A former Glasgow Caledonian University (GCU) PhD student who played a key role in one of Europe’s largest ever investigations into the diagnosis and treatment of knee osteoarthritis has been shortlisted for a major alumni award.
Marco Mannisi is in line for the Entrepreneurial Award in the EU region at the British Council for the Study UK Alumni Awards 2020-21 in recognition of his amazing start-up company called Medere, which is directly linked to his PhD work.
He has put his success down to his positive experience at GCU and involvement in the University’s £3.8 million (€4.2m) EU-funded KNEEMO Initial Training Network (ITN) project, which developed new methods to diagnose, treat and prevent the disease affecting around 500,000 people in Scotland.
GCU Professor of Musculoskeletal Health Martijn Steultjens led the EU grant proposal and was network co-ordinator throughout the 2014-2018 project, and Professor Jim Woodburn, who has recently moved to Griffith University in Australia, was deputy co-ordinator.
The University is hugely proud of Marco and the project’s achievements. In 2016, KNEEMO was rated very highly and featured as a success story on the European Commission website here.

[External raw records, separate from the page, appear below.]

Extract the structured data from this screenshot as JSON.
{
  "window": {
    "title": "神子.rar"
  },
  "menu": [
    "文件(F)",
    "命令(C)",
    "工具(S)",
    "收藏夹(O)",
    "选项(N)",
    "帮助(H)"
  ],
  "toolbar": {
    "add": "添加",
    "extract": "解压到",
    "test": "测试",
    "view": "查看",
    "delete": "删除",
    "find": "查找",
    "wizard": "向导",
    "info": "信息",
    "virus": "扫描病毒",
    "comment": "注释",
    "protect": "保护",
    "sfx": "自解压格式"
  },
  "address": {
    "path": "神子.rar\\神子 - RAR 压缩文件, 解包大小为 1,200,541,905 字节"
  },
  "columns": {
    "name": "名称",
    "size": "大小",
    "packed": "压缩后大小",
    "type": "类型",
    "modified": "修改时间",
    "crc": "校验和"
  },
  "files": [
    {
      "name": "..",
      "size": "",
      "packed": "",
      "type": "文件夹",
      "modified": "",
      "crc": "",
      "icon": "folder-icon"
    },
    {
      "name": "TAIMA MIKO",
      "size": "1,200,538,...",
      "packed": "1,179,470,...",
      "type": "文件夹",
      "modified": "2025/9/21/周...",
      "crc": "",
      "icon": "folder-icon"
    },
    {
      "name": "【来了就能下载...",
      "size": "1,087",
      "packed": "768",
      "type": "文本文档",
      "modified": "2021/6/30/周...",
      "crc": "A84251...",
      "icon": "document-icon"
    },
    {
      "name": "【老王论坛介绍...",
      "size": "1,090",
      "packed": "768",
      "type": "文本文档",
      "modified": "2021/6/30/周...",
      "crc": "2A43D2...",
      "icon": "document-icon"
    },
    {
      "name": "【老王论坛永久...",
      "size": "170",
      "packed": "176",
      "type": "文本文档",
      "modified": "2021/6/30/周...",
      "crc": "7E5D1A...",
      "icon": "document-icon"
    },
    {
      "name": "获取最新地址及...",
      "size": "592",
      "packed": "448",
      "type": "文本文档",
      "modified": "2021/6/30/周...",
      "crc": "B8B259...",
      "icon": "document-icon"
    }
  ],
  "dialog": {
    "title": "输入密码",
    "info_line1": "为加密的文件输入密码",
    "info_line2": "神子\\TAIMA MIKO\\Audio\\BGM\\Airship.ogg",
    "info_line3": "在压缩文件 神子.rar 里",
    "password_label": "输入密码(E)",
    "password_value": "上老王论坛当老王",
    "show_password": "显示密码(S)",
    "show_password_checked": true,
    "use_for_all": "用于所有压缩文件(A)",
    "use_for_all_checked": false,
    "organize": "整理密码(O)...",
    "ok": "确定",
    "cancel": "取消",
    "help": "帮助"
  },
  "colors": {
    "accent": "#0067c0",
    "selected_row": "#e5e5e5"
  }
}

Pro Vice Chancellor Research Professor Cam Donaldson said: “This is an excellent example of research for the Common Good taking centre stage on an international platform. We are so proud of the work that Marco has undertaken with the prestigious KNEEMO team and for it to be recognised in this way.”
After completing his PhD in Health and Life Sciences in 2018, Marco returned to Rome where he launched Medere making foot orthotics with digital reconstruction, parametric modelling and 3D printing of prosthesis, exoskeleton and mechanical parts. He also runs professional courses on how to 3D print digital body parts.
Marco explained: “In my application for the British Council for the Study UK Alumni Awards, I told them that during my PhD I was exposed to a multicultural environment that motivated me, and supported my personal and professional growth.
“I also emphasised how important it was to travel to many different partner universities during my PhD and to collaborate with eminent researchers and industrial partners.”
He said that working on the KNEEMO project was one of the best experiences of his life and is delighted to have been shortlisted for the Award.
Professor Steultjens said: “It is fantastic to see Marco doing so well with his company Medere.
“I am proud that the KNEEMO success story is continuing in this way and wish Marco all the best in further building up Medere.
“When we designed the KNEEMO training programme, we wanted all of our Fellows to receive high-quality research training from the best biomechanics researchers in Europe but we also wanted to give them transferable skills that could be put to good use in a professional career outside of academic research.
“With his company Medere, Marco has built on the knowledge of biomechanics, bio-engineering and clinical science that he gained during his PhD, but he has also used his training in entrepreneurship and commercialisation to great effect.”
Find out more about the KNEEMO project by watching this GCU info video.